= Instructions for the task =
Each line in the entries below that holds the string "icon" must be copied.

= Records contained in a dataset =
* * * * *
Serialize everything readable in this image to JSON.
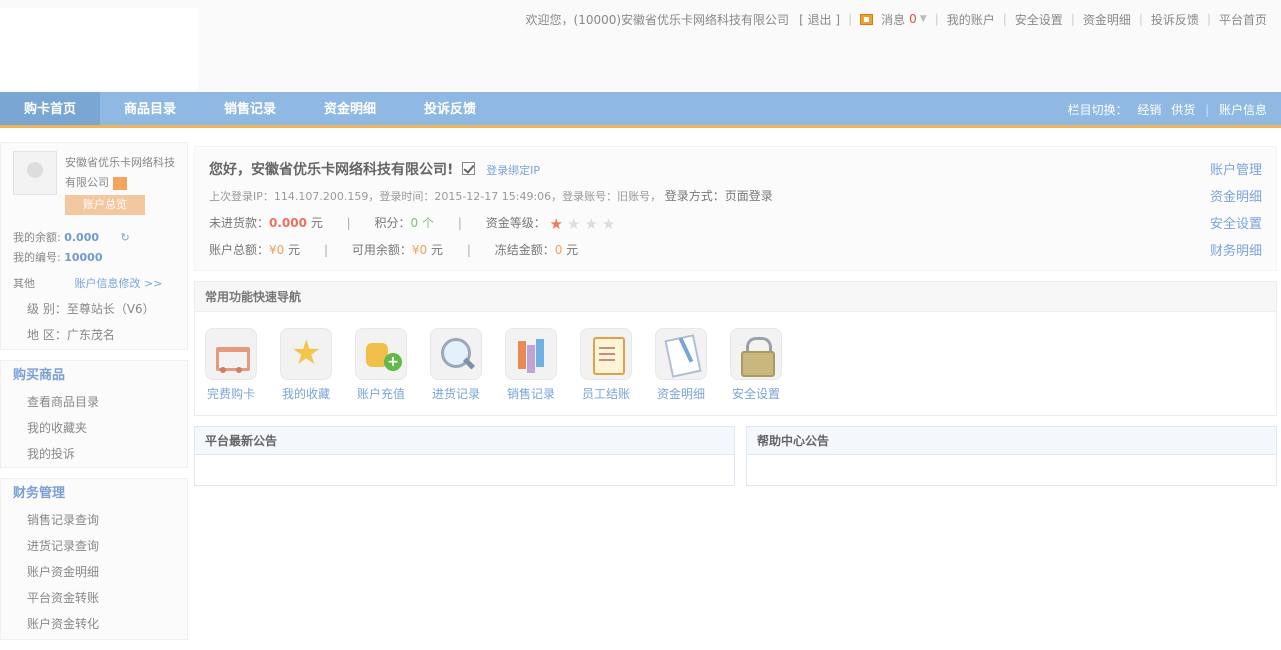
{
  "header": {
    "welcome": "欢迎您，(10000)安徽省优乐卡网络科技有限公司",
    "logout": "[ 退出 ]",
    "messages_label": "消息",
    "messages_count": "0",
    "links": [
      "我的账户",
      "安全设置",
      "资金明细",
      "投诉反馈",
      "平台首页"
    ]
  },
  "nav": {
    "tabs": [
      "购卡首页",
      "商品目录",
      "销售记录",
      "资金明细",
      "投诉反馈"
    ],
    "switch_label": "栏目切换：",
    "switch_options": [
      "经销",
      "供货"
    ],
    "account_info": "账户信息"
  },
  "sidebar": {
    "company_name": "安徽省优乐卡网络科技有限公司",
    "account_button": "账户总览",
    "balance_label": "我的余额:",
    "balance_value": "0.000",
    "number_label": "我的编号:",
    "number_value": "10000",
    "other_label": "其他",
    "edit_link": "账户信息修改 >>",
    "level": "级 别：至尊站长（V6）",
    "region": "地 区：广东茂名",
    "sections": [
      {
        "title": "购买商品",
        "items": [
          "查看商品目录",
          "我的收藏夹",
          "我的投诉"
        ]
      },
      {
        "title": "财务管理",
        "items": [
          "销售记录查询",
          "进货记录查询",
          "账户资金明细",
          "平台资金转账",
          "账户资金转化"
        ]
      }
    ]
  },
  "welcome": {
    "greeting": "您好，安徽省优乐卡网络科技有限公司!",
    "bind_link": "登录绑定IP",
    "last_login": "上次登录IP：114.107.200.159，登录时间：2015-12-17 15:49:06，登录账号：旧账号，",
    "login_method": "登录方式：页面登录",
    "unsettled_label": "未进货款：",
    "unsettled_value": "0.000",
    "unsettled_unit": "元",
    "points_label": "积分：",
    "points_value": "0 个",
    "credit_label": "资金等级：",
    "total_label": "账户总额：",
    "total_value": "¥0",
    "total_unit": "元",
    "available_label": "可用余额：",
    "available_value": "¥0",
    "available_unit": "元",
    "frozen_label": "冻结金额：",
    "frozen_value": "0",
    "frozen_unit": "元",
    "quick_links": [
      "账户管理",
      "资金明细",
      "安全设置",
      "财务明细"
    ],
    "rating": 1,
    "rating_max": 4
  },
  "fast_nav": {
    "title": "常用功能快速导航",
    "items": [
      {
        "label": "完费购卡",
        "icon": "cart-icon"
      },
      {
        "label": "我的收藏",
        "icon": "star-icon"
      },
      {
        "label": "账户充值",
        "icon": "coins-add-icon"
      },
      {
        "label": "进货记录",
        "icon": "magnifier-icon"
      },
      {
        "label": "销售记录",
        "icon": "bar-chart-icon"
      },
      {
        "label": "员工结账",
        "icon": "memo-icon"
      },
      {
        "label": "资金明细",
        "icon": "document-icon"
      },
      {
        "label": "安全设置",
        "icon": "lock-icon"
      }
    ]
  },
  "notices": {
    "platform_title": "平台最新公告",
    "help_title": "帮助中心公告"
  },
  "colors": {
    "nav_bg": "#8fb9e3",
    "nav_accent": "#f0b35a",
    "link_blue": "#7aa3da",
    "value_red": "#f07060"
  }
}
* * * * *
= Problem solution =
        "icon": "cart-icon"
        "icon": "star-icon"
        "icon": "coins-add-icon"
        "icon": "magnifier-icon"
        "icon": "bar-chart-icon"
        "icon": "memo-icon"
        "icon": "document-icon"
        "icon": "lock-icon"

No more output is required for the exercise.